WHAT THE EXERCISE ASKS :: Reproduce the listing in full. Keep every character unchanged.

TASK DATA ::
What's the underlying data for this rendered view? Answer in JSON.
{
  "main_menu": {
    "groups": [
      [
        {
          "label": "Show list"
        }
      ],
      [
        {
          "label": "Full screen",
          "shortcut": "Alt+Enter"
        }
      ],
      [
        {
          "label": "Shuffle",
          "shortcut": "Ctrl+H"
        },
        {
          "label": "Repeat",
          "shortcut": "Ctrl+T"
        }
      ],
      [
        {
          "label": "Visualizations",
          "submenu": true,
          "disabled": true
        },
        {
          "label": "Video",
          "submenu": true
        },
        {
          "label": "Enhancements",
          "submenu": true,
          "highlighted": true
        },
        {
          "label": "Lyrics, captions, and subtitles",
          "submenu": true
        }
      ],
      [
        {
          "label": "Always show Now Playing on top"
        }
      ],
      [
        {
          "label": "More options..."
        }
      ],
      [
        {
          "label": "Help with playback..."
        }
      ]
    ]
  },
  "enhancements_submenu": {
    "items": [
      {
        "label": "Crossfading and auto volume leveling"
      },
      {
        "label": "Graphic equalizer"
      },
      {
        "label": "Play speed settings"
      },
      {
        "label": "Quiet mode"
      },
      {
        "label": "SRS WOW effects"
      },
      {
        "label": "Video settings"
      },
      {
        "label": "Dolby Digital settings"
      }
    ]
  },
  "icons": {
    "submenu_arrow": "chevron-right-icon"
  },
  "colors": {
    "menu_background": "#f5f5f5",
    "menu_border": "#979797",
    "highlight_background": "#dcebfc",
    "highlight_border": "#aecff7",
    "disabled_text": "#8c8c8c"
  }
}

YOUR SOLUTION ::
What's the underlying data for this rendered view? Answer in JSON.
{
  "main_menu": {
    "groups": [
      [
        {
          "label": "Show list"
        }
      ],
      [
        {
          "label": "Full screen",
          "shortcut": "Alt+Enter"
        }
      ],
      [
        {
          "label": "Shuffle",
          "shortcut": "Ctrl+H"
        },
        {
          "label": "Repeat",
          "shortcut": "Ctrl+T"
        }
      ],
      [
        {
          "label": "Visualizations",
          "submenu": true,
          "disabled": true
        },
        {
          "label": "Video",
          "submenu": true
        },
        {
          "label": "Enhancements",
          "submenu": true,
          "highlighted": true
        },
        {
          "label": "Lyrics, captions, and subtitles",
          "submenu": true
        }
      ],
      [
        {
          "label": "Always show Now Playing on top"
        }
      ],
      [
        {
          "label": "More options..."
        }
      ],
      [
        {
          "label": "Help with playback..."
        }
      ]
    ]
  },
  "enhancements_submenu": {
    "items": [
      {
        "label": "Crossfading and auto volume leveling"
      },
      {
        "label": "Graphic equalizer"
      },
      {
        "label": "Play speed settings"
      },
      {
        "label": "Quiet mode"
      },
      {
        "label": "SRS WOW effects"
      },
      {
        "label": "Video settings"
      },
      {
        "label": "Dolby Digital settings"
      }
    ]
  },
  "icons": {
    "submenu_arrow": "chevron-right-icon"
  },
  "colors": {
    "menu_background": "#f5f5f5",
    "menu_border": "#979797",
    "highlight_background": "#dcebfc",
    "highlight_border": "#aecff7",
    "disabled_text": "#8c8c8c"
  }
}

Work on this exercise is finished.